Silence of the Lamb: Meaning of 3-point sign remains unclear



Sometimes the high five, chest bump or butt slap simply won’t suffice.

In which case, throw those fingers up.

Select players on the UK basketball team, notably freshman forward Terrence Jones and freshman guard Doron Lamb, have been celebrating their smooth shooting from beyond the arc in interesting fashion.

From the beginning of the season, but more so as of late, Lamb and Jones hold one hand to their face, make a circle with their index finger and thumb and flare their remaining three fingers at opponents after knocking down a trey.

Opponents have been unfazed, so what’s the significance, if any, you ask?

“I can’t tell anybody what it means,” said Lamb, who leads the Cats in 3-point percentage. “It’s just a signal we throw up for a 3-pointer.”

“No comment,” added Lamb’s teammate Stacey Poole, who sat next to Lamb while he remained secretive of the special hand signal.

The reasoning behind the signal may remain shrouded in mystery, but it does exemplify a swagger sometimes thought to be absent from this year’s version of the Cats.

The Cats’ celebratory gesture is refreshing considering we live in a world where football players are fined or penalized for excessive end zone celebrations, soccer players are assessed a yellow card for removing their jerseys after scoring a goal and basketball players hanging on the rim after that emphatic dunk for that extra second get whistled for a technical foul.

These celebrations are fun and provide entertainment.

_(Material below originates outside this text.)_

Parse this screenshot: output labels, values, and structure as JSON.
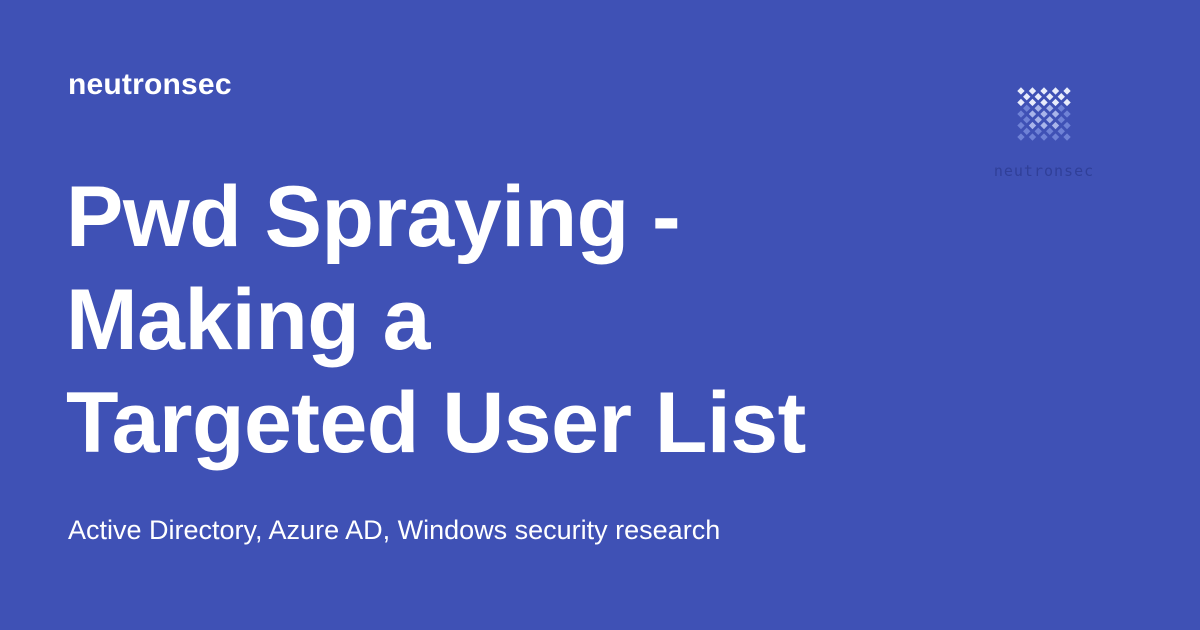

Last time I checked, sports are supposed to be fun and provide entertainment, so celebrations should be better embraced in today’s sporting culture.

The Cats’ hand signal is reminiscent of the showmanship the Los Angeles Clippers frequently flaunted during the 2000-01 NBA season, a year in which the Clippers weren’t the best team in the NBA, yet they were arguably among the most exciting.

That Clippers team was stocked with young talent, including Elton Brand (when he was still a legitimate double-double threat), Lamar Odom (when he wasn’t eloped to a Kardashian), Corey Maggette (when he sported cornrows), Quentin Richardson (when he had yet to experience being traded multiple times) and Darius Miles (when he was still playing in the NBA). All five players were first- or second-year pros at the time.

Richardson and Miles, close friends with each other, began celebrating nice plays — 3-pointers, alley-oops, dunks, steals and almost everything else — with a signature two-handed fist bump to the forehead. (Example of Miles celebrating:

So, is the Cats’ celebration an homage to the former Clippers’ high-flying, push-the-pace young guns?

“Something like that, yeah,” Lamb said. “It’s our little thing we do and we’ll keep doing it ‘til the end of the year.”

The Clippers never explained the symbolism of the fist bump, so don’t expect Lamb to break his silence anytime soon

Just know that the Cats continue to give the finger, three in fact, to those who don’t appreciate showmanship.